Moreover, constitutional transformations since 1997 have reduced the UK government’s policy reach in Scotland, Wales, and Northern Ireland. Devolved governments now have the power to pass laws in a number of policy areas from healthcare, education and housing, to transport and policing that differ from those passed by Westminster. More importantly, consider clause 2 of the Scotland Bill 2015 by which the Scottish Parliament and the Scottish Government become ‘a permanent part of the United Kingdom’s constitutional arrangements’. If passed, this clause will entrench devolution against the legislative reaches of the Westminster Parliament – which is nothing short of revolutionary in constitutional terms. So with respect to the government of regions now ruled by devolved bodies, the Westminster model has also effectively ceased to exist.
Put differently, the major political changes and constitutional reforms of the past 20 years have given rise to practices more typical of a federal system than of the Westminster model, such as the sharing of power, the decentralization of authority, and the coordination of policy between different parties and governments. In the absence of a better name, Vernon Bogdanor has referred to the new settlement as the New British Constitution.

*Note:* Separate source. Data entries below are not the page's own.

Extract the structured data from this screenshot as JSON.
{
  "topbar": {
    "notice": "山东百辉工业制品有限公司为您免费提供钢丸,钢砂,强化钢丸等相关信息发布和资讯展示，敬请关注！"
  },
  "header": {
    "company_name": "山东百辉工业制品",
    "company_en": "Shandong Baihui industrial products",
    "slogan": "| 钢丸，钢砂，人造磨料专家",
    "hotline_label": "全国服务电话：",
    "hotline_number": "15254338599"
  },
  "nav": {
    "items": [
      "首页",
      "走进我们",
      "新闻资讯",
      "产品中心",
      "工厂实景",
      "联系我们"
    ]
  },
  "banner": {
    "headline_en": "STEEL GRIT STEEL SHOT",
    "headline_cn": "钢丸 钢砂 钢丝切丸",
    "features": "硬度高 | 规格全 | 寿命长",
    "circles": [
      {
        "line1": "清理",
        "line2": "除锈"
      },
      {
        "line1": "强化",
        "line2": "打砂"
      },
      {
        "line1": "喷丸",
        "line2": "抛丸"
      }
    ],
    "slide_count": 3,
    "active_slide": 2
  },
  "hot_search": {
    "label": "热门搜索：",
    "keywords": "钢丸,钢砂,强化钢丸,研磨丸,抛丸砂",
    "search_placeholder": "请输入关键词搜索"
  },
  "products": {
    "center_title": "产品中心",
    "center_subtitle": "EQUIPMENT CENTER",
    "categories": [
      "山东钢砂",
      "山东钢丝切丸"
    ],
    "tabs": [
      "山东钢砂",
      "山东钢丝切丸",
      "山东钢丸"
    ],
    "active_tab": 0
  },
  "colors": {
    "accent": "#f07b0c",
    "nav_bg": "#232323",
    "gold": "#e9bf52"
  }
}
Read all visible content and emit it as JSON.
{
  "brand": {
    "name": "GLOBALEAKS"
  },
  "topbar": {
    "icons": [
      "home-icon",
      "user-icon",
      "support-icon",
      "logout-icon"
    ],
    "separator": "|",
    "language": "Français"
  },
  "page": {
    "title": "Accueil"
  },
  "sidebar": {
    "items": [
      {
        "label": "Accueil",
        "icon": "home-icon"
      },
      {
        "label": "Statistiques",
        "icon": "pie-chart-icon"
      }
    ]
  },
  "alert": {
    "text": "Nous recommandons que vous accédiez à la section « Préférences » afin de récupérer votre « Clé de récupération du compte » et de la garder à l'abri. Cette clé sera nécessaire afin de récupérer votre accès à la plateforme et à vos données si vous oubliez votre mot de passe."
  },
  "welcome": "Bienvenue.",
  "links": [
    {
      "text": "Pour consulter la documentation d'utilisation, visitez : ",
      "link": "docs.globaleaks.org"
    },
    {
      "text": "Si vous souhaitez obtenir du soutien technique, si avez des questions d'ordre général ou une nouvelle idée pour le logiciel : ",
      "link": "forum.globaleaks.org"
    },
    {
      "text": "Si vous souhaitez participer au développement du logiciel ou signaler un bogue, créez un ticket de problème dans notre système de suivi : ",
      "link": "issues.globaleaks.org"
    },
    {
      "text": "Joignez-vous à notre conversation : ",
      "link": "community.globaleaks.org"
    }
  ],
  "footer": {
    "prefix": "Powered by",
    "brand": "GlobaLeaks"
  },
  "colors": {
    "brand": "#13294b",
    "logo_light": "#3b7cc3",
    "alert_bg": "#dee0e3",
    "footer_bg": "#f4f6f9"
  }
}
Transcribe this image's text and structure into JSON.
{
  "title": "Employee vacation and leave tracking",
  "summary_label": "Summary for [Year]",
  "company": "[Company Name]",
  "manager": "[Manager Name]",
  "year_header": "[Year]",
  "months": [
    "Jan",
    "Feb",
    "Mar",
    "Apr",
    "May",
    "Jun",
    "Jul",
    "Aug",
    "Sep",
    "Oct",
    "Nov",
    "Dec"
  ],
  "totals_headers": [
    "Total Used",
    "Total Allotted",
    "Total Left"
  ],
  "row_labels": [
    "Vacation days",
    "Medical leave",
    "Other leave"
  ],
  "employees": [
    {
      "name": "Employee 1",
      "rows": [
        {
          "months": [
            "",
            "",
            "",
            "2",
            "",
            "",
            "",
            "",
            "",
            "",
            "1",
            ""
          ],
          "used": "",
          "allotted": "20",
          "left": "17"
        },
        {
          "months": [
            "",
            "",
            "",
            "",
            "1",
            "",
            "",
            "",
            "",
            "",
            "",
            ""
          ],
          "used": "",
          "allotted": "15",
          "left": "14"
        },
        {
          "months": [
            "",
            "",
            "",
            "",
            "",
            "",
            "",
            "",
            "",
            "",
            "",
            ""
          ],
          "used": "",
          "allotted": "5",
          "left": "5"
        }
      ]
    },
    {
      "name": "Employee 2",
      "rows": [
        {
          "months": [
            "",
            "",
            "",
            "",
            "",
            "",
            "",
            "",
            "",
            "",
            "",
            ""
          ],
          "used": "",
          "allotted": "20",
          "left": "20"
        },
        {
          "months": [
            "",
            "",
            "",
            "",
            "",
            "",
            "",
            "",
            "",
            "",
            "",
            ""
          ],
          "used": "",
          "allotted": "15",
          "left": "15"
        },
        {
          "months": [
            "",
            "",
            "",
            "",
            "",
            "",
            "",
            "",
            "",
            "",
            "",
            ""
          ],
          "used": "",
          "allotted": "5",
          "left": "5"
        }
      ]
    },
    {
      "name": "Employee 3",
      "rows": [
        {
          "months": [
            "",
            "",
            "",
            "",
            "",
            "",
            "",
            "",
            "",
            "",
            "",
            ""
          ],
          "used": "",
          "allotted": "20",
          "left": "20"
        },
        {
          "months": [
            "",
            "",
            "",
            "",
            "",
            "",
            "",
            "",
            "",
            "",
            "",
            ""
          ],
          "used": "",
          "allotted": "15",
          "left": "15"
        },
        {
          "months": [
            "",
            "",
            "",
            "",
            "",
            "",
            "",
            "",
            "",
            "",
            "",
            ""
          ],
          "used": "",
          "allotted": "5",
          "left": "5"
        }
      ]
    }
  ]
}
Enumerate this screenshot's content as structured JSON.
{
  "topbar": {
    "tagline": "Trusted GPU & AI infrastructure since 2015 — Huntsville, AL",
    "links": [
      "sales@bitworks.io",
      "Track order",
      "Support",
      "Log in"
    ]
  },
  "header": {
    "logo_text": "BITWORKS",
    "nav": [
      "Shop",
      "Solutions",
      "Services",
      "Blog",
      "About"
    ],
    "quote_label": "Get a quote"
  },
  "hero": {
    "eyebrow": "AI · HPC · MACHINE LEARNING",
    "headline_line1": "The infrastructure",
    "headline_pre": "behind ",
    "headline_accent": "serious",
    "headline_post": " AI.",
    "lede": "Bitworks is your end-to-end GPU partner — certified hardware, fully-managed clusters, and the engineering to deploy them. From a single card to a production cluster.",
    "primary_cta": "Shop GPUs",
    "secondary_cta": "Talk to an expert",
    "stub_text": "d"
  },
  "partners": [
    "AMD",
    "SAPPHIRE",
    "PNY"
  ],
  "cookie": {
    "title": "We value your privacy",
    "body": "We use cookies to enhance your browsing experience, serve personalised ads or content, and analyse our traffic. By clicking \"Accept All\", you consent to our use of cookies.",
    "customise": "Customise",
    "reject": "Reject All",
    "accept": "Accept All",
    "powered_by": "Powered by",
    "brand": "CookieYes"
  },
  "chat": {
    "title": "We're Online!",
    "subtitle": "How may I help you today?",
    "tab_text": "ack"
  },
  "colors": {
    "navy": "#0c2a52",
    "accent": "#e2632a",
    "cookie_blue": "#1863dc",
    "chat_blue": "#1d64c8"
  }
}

Power-sharing with the EU
These domestic transformations should inform the UK’s relationship with the EU. The reality is that, much like at home, sovereignty and power are shared between the EU and its constituent parts.
Political actors should start from the premise that the Westminster model has had its day. Political parties have accumulated ample experience of domestic power-sharing – from the negotiation on Capital Gains Tax with the Liberal Democrats, to the allocation of financial resources to fund the Scottish Government’s new powers- and this experience should be drawn upon to make its engagement within the EU more constructive. How?
The first step is to recognize that the major crises currently afflicting the EU- the tribulations of the Eurozone, the movement of Syrian refugees and the renewed threat of Russia- will affect British economic and security interests whether the country is ‘in’ or ‘out’. Beyond the immediate horizon, the UK shares the long-term challenges of its European partners: tackling falling labour productivity, reducing carbon emissions, developing green technologies. By choosing to stay ‘out’, the UK will be deprived of any influence over the way these crises are resolved and challenges confronted.
The second step is for the UK government is to wield influence by forming coalition with other European nations and by recovering its role as a constructive reformer of the EU. The UK has an illustrious tradition of helping to reform the EU in a positive way, while securing a special status in its national interest: pushing for the Single European Act and enhancing the competitiveness of the European economy; reforming the allocations of the European budget from farm subsidies to industrial, technological and social investments. The UK should now seek to build bridges with its estranged traditional allies- the Netherlands, the Nordics, and Germany- in order to shape the European policies that will help itself and the continent to navigate these turbulent seas.
As the referendum campaign gathers pace, the UK should embrace its experience of power-sharing at home to engage constructively with the EU and should make this the most compelling story for its continued membership.
Simon Toubeau is an Assistant Professor at the University of Nottingham and Jo Eric Khushal Murkens is an Associate Professor at the London School of Economics. Image credit: Wikipedia Commons.